Instructions to follow =>
Nothing but the pictures should be left out when you copy the records exactly.

Task material =>
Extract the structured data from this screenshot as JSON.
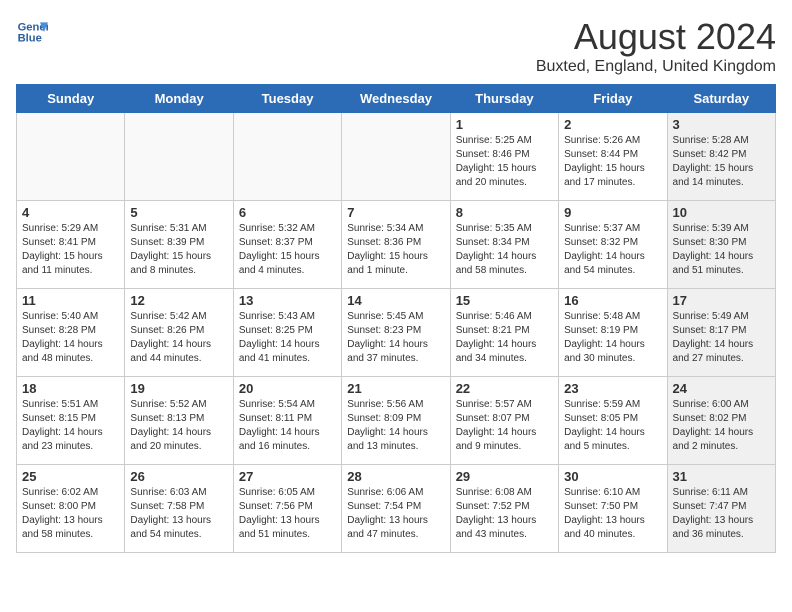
{
  "header": {
    "logo_line1": "General",
    "logo_line2": "Blue",
    "title": "August 2024",
    "subtitle": "Buxted, England, United Kingdom"
  },
  "days_of_week": [
    "Sunday",
    "Monday",
    "Tuesday",
    "Wednesday",
    "Thursday",
    "Friday",
    "Saturday"
  ],
  "weeks": [
    [
      {
        "day": "",
        "info": "",
        "shaded": false,
        "empty": true
      },
      {
        "day": "",
        "info": "",
        "shaded": false,
        "empty": true
      },
      {
        "day": "",
        "info": "",
        "shaded": false,
        "empty": true
      },
      {
        "day": "",
        "info": "",
        "shaded": false,
        "empty": true
      },
      {
        "day": "1",
        "info": "Sunrise: 5:25 AM\nSunset: 8:46 PM\nDaylight: 15 hours and 20 minutes.",
        "shaded": false,
        "empty": false
      },
      {
        "day": "2",
        "info": "Sunrise: 5:26 AM\nSunset: 8:44 PM\nDaylight: 15 hours and 17 minutes.",
        "shaded": false,
        "empty": false
      },
      {
        "day": "3",
        "info": "Sunrise: 5:28 AM\nSunset: 8:42 PM\nDaylight: 15 hours and 14 minutes.",
        "shaded": true,
        "empty": false
      }
    ],
    [
      {
        "day": "4",
        "info": "Sunrise: 5:29 AM\nSunset: 8:41 PM\nDaylight: 15 hours and 11 minutes.",
        "shaded": false,
        "empty": false
      },
      {
        "day": "5",
        "info": "Sunrise: 5:31 AM\nSunset: 8:39 PM\nDaylight: 15 hours and 8 minutes.",
        "shaded": false,
        "empty": false
      },
      {
        "day": "6",
        "info": "Sunrise: 5:32 AM\nSunset: 8:37 PM\nDaylight: 15 hours and 4 minutes.",
        "shaded": false,
        "empty": false
      },
      {
        "day": "7",
        "info": "Sunrise: 5:34 AM\nSunset: 8:36 PM\nDaylight: 15 hours and 1 minute.",
        "shaded": false,
        "empty": false
      },
      {
        "day": "8",
        "info": "Sunrise: 5:35 AM\nSunset: 8:34 PM\nDaylight: 14 hours and 58 minutes.",
        "shaded": false,
        "empty": false
      },
      {
        "day": "9",
        "info": "Sunrise: 5:37 AM\nSunset: 8:32 PM\nDaylight: 14 hours and 54 minutes.",
        "shaded": false,
        "empty": false
      },
      {
        "day": "10",
        "info": "Sunrise: 5:39 AM\nSunset: 8:30 PM\nDaylight: 14 hours and 51 minutes.",
        "shaded": true,
        "empty": false
      }
    ],
    [
      {
        "day": "11",
        "info": "Sunrise: 5:40 AM\nSunset: 8:28 PM\nDaylight: 14 hours and 48 minutes.",
        "shaded": false,
        "empty": false
      },
      {
        "day": "12",
        "info": "Sunrise: 5:42 AM\nSunset: 8:26 PM\nDaylight: 14 hours and 44 minutes.",
        "shaded": false,
        "empty": false
      },
      {
        "day": "13",
        "info": "Sunrise: 5:43 AM\nSunset: 8:25 PM\nDaylight: 14 hours and 41 minutes.",
        "shaded": false,
        "empty": false
      },
      {
        "day": "14",
        "info": "Sunrise: 5:45 AM\nSunset: 8:23 PM\nDaylight: 14 hours and 37 minutes.",
        "shaded": false,
        "empty": false
      },
      {
        "day": "15",
        "info": "Sunrise: 5:46 AM\nSunset: 8:21 PM\nDaylight: 14 hours and 34 minutes.",
        "shaded": false,
        "empty": false
      },
      {
        "day": "16",
        "info": "Sunrise: 5:48 AM\nSunset: 8:19 PM\nDaylight: 14 hours and 30 minutes.",
        "shaded": false,
        "empty": false
      },
      {
        "day": "17",
        "info": "Sunrise: 5:49 AM\nSunset: 8:17 PM\nDaylight: 14 hours and 27 minutes.",
        "shaded": true,
        "empty": false
      }
    ],
    [
      {
        "day": "18",
        "info": "Sunrise: 5:51 AM\nSunset: 8:15 PM\nDaylight: 14 hours and 23 minutes.",
        "shaded": false,
        "empty": false
      },
      {
        "day": "19",
        "info": "Sunrise: 5:52 AM\nSunset: 8:13 PM\nDaylight: 14 hours and 20 minutes.",
        "shaded": false,
        "empty": false
      },
      {
        "day": "20",
        "info": "Sunrise: 5:54 AM\nSunset: 8:11 PM\nDaylight: 14 hours and 16 minutes.",
        "shaded": false,
        "empty": false
      },
      {
        "day": "21",
        "info": "Sunrise: 5:56 AM\nSunset: 8:09 PM\nDaylight: 14 hours and 13 minutes.",
        "shaded": false,
        "empty": false
      },
      {
        "day": "22",
        "info": "Sunrise: 5:57 AM\nSunset: 8:07 PM\nDaylight: 14 hours and 9 minutes.",
        "shaded": false,
        "empty": false
      },
      {
        "day": "23",
        "info": "Sunrise: 5:59 AM\nSunset: 8:05 PM\nDaylight: 14 hours and 5 minutes.",
        "shaded": false,
        "empty": false
      },
      {
        "day": "24",
        "info": "Sunrise: 6:00 AM\nSunset: 8:02 PM\nDaylight: 14 hours and 2 minutes.",
        "shaded": true,
        "empty": false
      }
    ],
    [
      {
        "day": "25",
        "info": "Sunrise: 6:02 AM\nSunset: 8:00 PM\nDaylight: 13 hours and 58 minutes.",
        "shaded": false,
        "empty": false
      },
      {
        "day": "26",
        "info": "Sunrise: 6:03 AM\nSunset: 7:58 PM\nDaylight: 13 hours and 54 minutes.",
        "shaded": false,
        "empty": false
      },
      {
        "day": "27",
        "info": "Sunrise: 6:05 AM\nSunset: 7:56 PM\nDaylight: 13 hours and 51 minutes.",
        "shaded": false,
        "empty": false
      },
      {
        "day": "28",
        "info": "Sunrise: 6:06 AM\nSunset: 7:54 PM\nDaylight: 13 hours and 47 minutes.",
        "shaded": false,
        "empty": false
      },
      {
        "day": "29",
        "info": "Sunrise: 6:08 AM\nSunset: 7:52 PM\nDaylight: 13 hours and 43 minutes.",
        "shaded": false,
        "empty": false
      },
      {
        "day": "30",
        "info": "Sunrise: 6:10 AM\nSunset: 7:50 PM\nDaylight: 13 hours and 40 minutes.",
        "shaded": false,
        "empty": false
      },
      {
        "day": "31",
        "info": "Sunrise: 6:11 AM\nSunset: 7:47 PM\nDaylight: 13 hours and 36 minutes.",
        "shaded": true,
        "empty": false
      }
    ]
  ]
}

Response area =>
Extract the structured data from this screenshot as JSON.
{
  "header": {
    "logo_line1": "General",
    "logo_line2": "Blue",
    "title": "August 2024",
    "subtitle": "Buxted, England, United Kingdom"
  },
  "days_of_week": [
    "Sunday",
    "Monday",
    "Tuesday",
    "Wednesday",
    "Thursday",
    "Friday",
    "Saturday"
  ],
  "weeks": [
    [
      {
        "day": "",
        "info": "",
        "shaded": false,
        "empty": true
      },
      {
        "day": "",
        "info": "",
        "shaded": false,
        "empty": true
      },
      {
        "day": "",
        "info": "",
        "shaded": false,
        "empty": true
      },
      {
        "day": "",
        "info": "",
        "shaded": false,
        "empty": true
      },
      {
        "day": "1",
        "info": "Sunrise: 5:25 AM\nSunset: 8:46 PM\nDaylight: 15 hours and 20 minutes.",
        "shaded": false,
        "empty": false
      },
      {
        "day": "2",
        "info": "Sunrise: 5:26 AM\nSunset: 8:44 PM\nDaylight: 15 hours and 17 minutes.",
        "shaded": false,
        "empty": false
      },
      {
        "day": "3",
        "info": "Sunrise: 5:28 AM\nSunset: 8:42 PM\nDaylight: 15 hours and 14 minutes.",
        "shaded": true,
        "empty": false
      }
    ],
    [
      {
        "day": "4",
        "info": "Sunrise: 5:29 AM\nSunset: 8:41 PM\nDaylight: 15 hours and 11 minutes.",
        "shaded": false,
        "empty": false
      },
      {
        "day": "5",
        "info": "Sunrise: 5:31 AM\nSunset: 8:39 PM\nDaylight: 15 hours and 8 minutes.",
        "shaded": false,
        "empty": false
      },
      {
        "day": "6",
        "info": "Sunrise: 5:32 AM\nSunset: 8:37 PM\nDaylight: 15 hours and 4 minutes.",
        "shaded": false,
        "empty": false
      },
      {
        "day": "7",
        "info": "Sunrise: 5:34 AM\nSunset: 8:36 PM\nDaylight: 15 hours and 1 minute.",
        "shaded": false,
        "empty": false
      },
      {
        "day": "8",
        "info": "Sunrise: 5:35 AM\nSunset: 8:34 PM\nDaylight: 14 hours and 58 minutes.",
        "shaded": false,
        "empty": false
      },
      {
        "day": "9",
        "info": "Sunrise: 5:37 AM\nSunset: 8:32 PM\nDaylight: 14 hours and 54 minutes.",
        "shaded": false,
        "empty": false
      },
      {
        "day": "10",
        "info": "Sunrise: 5:39 AM\nSunset: 8:30 PM\nDaylight: 14 hours and 51 minutes.",
        "shaded": true,
        "empty": false
      }
    ],
    [
      {
        "day": "11",
        "info": "Sunrise: 5:40 AM\nSunset: 8:28 PM\nDaylight: 14 hours and 48 minutes.",
        "shaded": false,
        "empty": false
      },
      {
        "day": "12",
        "info": "Sunrise: 5:42 AM\nSunset: 8:26 PM\nDaylight: 14 hours and 44 minutes.",
        "shaded": false,
        "empty": false
      },
      {
        "day": "13",
        "info": "Sunrise: 5:43 AM\nSunset: 8:25 PM\nDaylight: 14 hours and 41 minutes.",
        "shaded": false,
        "empty": false
      },
      {
        "day": "14",
        "info": "Sunrise: 5:45 AM\nSunset: 8:23 PM\nDaylight: 14 hours and 37 minutes.",
        "shaded": false,
        "empty": false
      },
      {
        "day": "15",
        "info": "Sunrise: 5:46 AM\nSunset: 8:21 PM\nDaylight: 14 hours and 34 minutes.",
        "shaded": false,
        "empty": false
      },
      {
        "day": "16",
        "info": "Sunrise: 5:48 AM\nSunset: 8:19 PM\nDaylight: 14 hours and 30 minutes.",
        "shaded": false,
        "empty": false
      },
      {
        "day": "17",
        "info": "Sunrise: 5:49 AM\nSunset: 8:17 PM\nDaylight: 14 hours and 27 minutes.",
        "shaded": true,
        "empty": false
      }
    ],
    [
      {
        "day": "18",
        "info": "Sunrise: 5:51 AM\nSunset: 8:15 PM\nDaylight: 14 hours and 23 minutes.",
        "shaded": false,
        "empty": false
      },
      {
        "day": "19",
        "info": "Sunrise: 5:52 AM\nSunset: 8:13 PM\nDaylight: 14 hours and 20 minutes.",
        "shaded": false,
        "empty": false
      },
      {
        "day": "20",
        "info": "Sunrise: 5:54 AM\nSunset: 8:11 PM\nDaylight: 14 hours and 16 minutes.",
        "shaded": false,
        "empty": false
      },
      {
        "day": "21",
        "info": "Sunrise: 5:56 AM\nSunset: 8:09 PM\nDaylight: 14 hours and 13 minutes.",
        "shaded": false,
        "empty": false
      },
      {
        "day": "22",
        "info": "Sunrise: 5:57 AM\nSunset: 8:07 PM\nDaylight: 14 hours and 9 minutes.",
        "shaded": false,
        "empty": false
      },
      {
        "day": "23",
        "info": "Sunrise: 5:59 AM\nSunset: 8:05 PM\nDaylight: 14 hours and 5 minutes.",
        "shaded": false,
        "empty": false
      },
      {
        "day": "24",
        "info": "Sunrise: 6:00 AM\nSunset: 8:02 PM\nDaylight: 14 hours and 2 minutes.",
        "shaded": true,
        "empty": false
      }
    ],
    [
      {
        "day": "25",
        "info": "Sunrise: 6:02 AM\nSunset: 8:00 PM\nDaylight: 13 hours and 58 minutes.",
        "shaded": false,
        "empty": false
      },
      {
        "day": "26",
        "info": "Sunrise: 6:03 AM\nSunset: 7:58 PM\nDaylight: 13 hours and 54 minutes.",
        "shaded": false,
        "empty": false
      },
      {
        "day": "27",
        "info": "Sunrise: 6:05 AM\nSunset: 7:56 PM\nDaylight: 13 hours and 51 minutes.",
        "shaded": false,
        "empty": false
      },
      {
        "day": "28",
        "info": "Sunrise: 6:06 AM\nSunset: 7:54 PM\nDaylight: 13 hours and 47 minutes.",
        "shaded": false,
        "empty": false
      },
      {
        "day": "29",
        "info": "Sunrise: 6:08 AM\nSunset: 7:52 PM\nDaylight: 13 hours and 43 minutes.",
        "shaded": false,
        "empty": false
      },
      {
        "day": "30",
        "info": "Sunrise: 6:10 AM\nSunset: 7:50 PM\nDaylight: 13 hours and 40 minutes.",
        "shaded": false,
        "empty": false
      },
      {
        "day": "31",
        "info": "Sunrise: 6:11 AM\nSunset: 7:47 PM\nDaylight: 13 hours and 36 minutes.",
        "shaded": true,
        "empty": false
      }
    ]
  ]
}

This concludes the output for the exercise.